After opening remarks from Vice Dean J. Patrick Kelly
, Ruby R. Vale Professor of Corporate Law Lawrence A. Hamermesh
introduced Allen, saying, “He is one of the most insightful practitioners of business and corporate law that it has been my pleasure to encounter.” As he took the podium, Allen joked, “Larry, I’d like a copy of those remarks so I can give them to my wife.”
Allen’s talk examined the origins of the financial crisis and the subsequent response. “Focus on corporate governance misses the fact that it was a systemic failure,” he stated strongly, adding, “Blaming corporate governance is obfuscating the real problem.” Describing the real problem as an “excessive of global liquidity” and an overleveraged U.S. economy, he described how the process of securitizing home mortgages, many of them risky, led to the problems of Fannie Mae and Freddie Mac. Trading of these securities led to credit default swaps in which A.I.G. would sell insurance for these investments without having the actual capital to underwrite the policies.
Allen affirmed that shareholders were a part of the problem rather than the solution, noting that shareholder were motivated by short term gains that led to riskier decision-making, and that the government’s drive for greater oversight deflected criticism from the government on to corporate executives. He added that shareholders should shoulder more of the risk because shareholder assets are more diversified than those of a corporation. He finished by saying that the “enabling approach Delaware has to corporate governance is better than the administrative law approach of the SEC.” Professor Allen took questions from the audience after concluding his remarks with the joke, “I didn’t have enough time to make it shorter.”

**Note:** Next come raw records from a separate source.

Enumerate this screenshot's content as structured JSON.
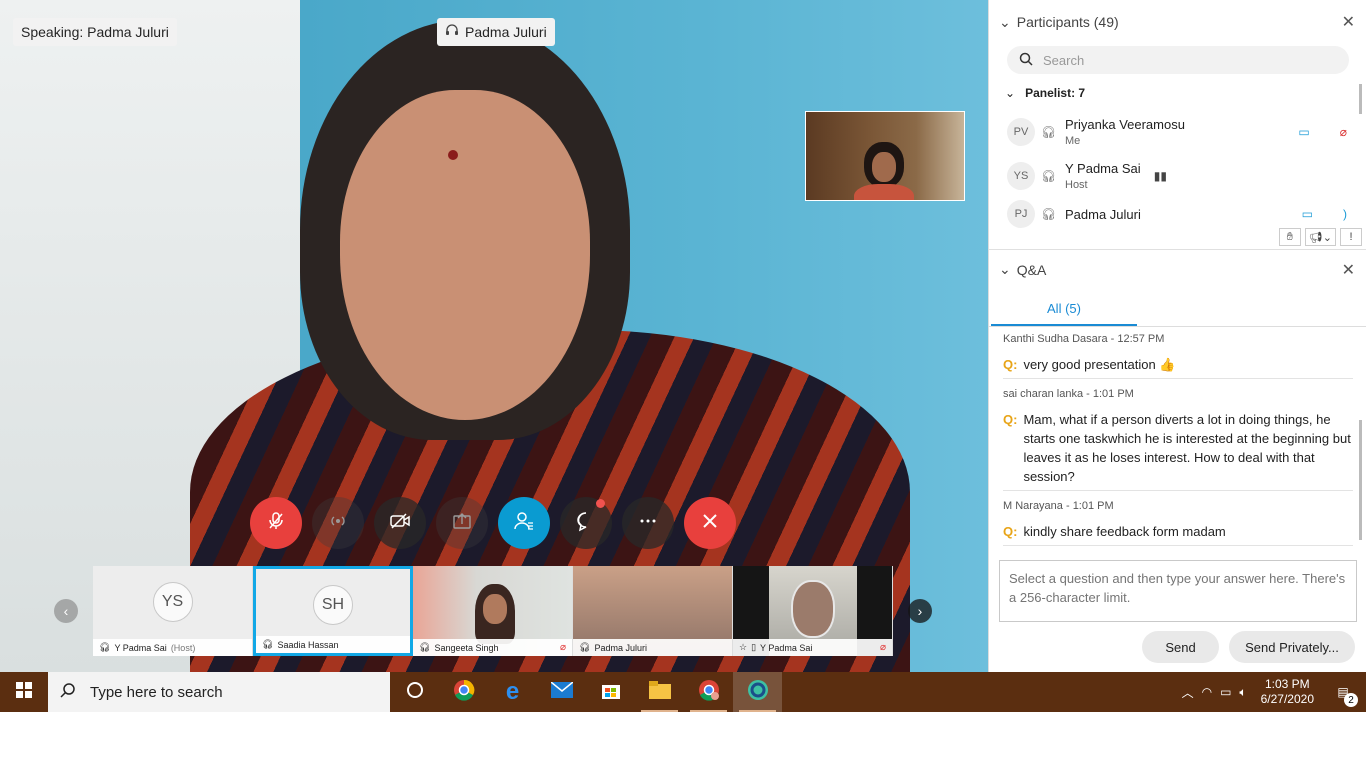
{
  "meeting": {
    "speaking_label": "Speaking: Padma Juluri",
    "video_name": "Padma Juluri"
  },
  "controls": [
    {
      "name": "mute-button",
      "icon": "microphone-muted-icon"
    },
    {
      "name": "audio-button",
      "icon": "audio-wave-icon"
    },
    {
      "name": "video-button",
      "icon": "video-off-icon"
    },
    {
      "name": "share-button",
      "icon": "share-icon"
    },
    {
      "name": "participants-button",
      "icon": "participants-icon"
    },
    {
      "name": "chat-button",
      "icon": "chat-bubble-icon"
    },
    {
      "name": "more-button",
      "icon": "more-icon"
    },
    {
      "name": "leave-button",
      "icon": "close-icon"
    }
  ],
  "filmstrip": [
    {
      "initials": "YS",
      "name": "Y Padma Sai",
      "suffix": "(Host)"
    },
    {
      "initials": "SH",
      "name": "Saadia Hassan"
    },
    {
      "name": "Sangeeta Singh"
    },
    {
      "name": "Padma Juluri"
    },
    {
      "name": "Y Padma Sai"
    }
  ],
  "participants": {
    "title": "Participants (49)",
    "search_placeholder": "Search",
    "panelist_label": "Panelist: 7",
    "rows": [
      {
        "initials": "PV",
        "name": "Priyanka Veeramosu",
        "role": "Me"
      },
      {
        "initials": "YS",
        "name": "Y Padma Sai",
        "role": "Host"
      },
      {
        "initials": "PJ",
        "name": "Padma Juluri",
        "role": ""
      }
    ]
  },
  "qa": {
    "title": "Q&A",
    "tab_all": "All (5)",
    "items": [
      {
        "meta": "Kanthi Sudha Dasara - 12:57 PM",
        "marker": "Q:",
        "text": "very good presentation 👍"
      },
      {
        "meta": "sai charan lanka - 1:01 PM",
        "marker": "Q:",
        "text": "Mam, what if a person diverts a lot in doing things, he starts one taskwhich he is interested at the beginning but leaves it as he loses interest. How to deal with that session?"
      },
      {
        "meta": "M Narayana - 1:01 PM",
        "marker": "Q:",
        "text": "kindly share feedback form madam"
      }
    ],
    "answer_placeholder": "Select a question and then type your answer here. There's a 256-character limit.",
    "send_label": "Send",
    "send_privately_label": "Send Privately..."
  },
  "taskbar": {
    "search_placeholder": "Type here to search",
    "time": "1:03 PM",
    "date": "6/27/2020",
    "notification_count": "2"
  },
  "colors": {
    "accent": "#0a9bd1",
    "leave_red": "#e8403d",
    "qa_marker": "#e8a417",
    "taskbar": "#5b2e10"
  }
}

A graduate of New York University, William T. Allen earned his J.D. from the University of Texas School of Law. He served on the Delaware Court of Chancery from 1985 to 1997. Today he holds the Jack H. Nusbaum Chair in Law and Business and directs the New York University Pollack Center for Law & Business, a joint venture of the Leonard N. Stern School of Business and the NYU School of Law.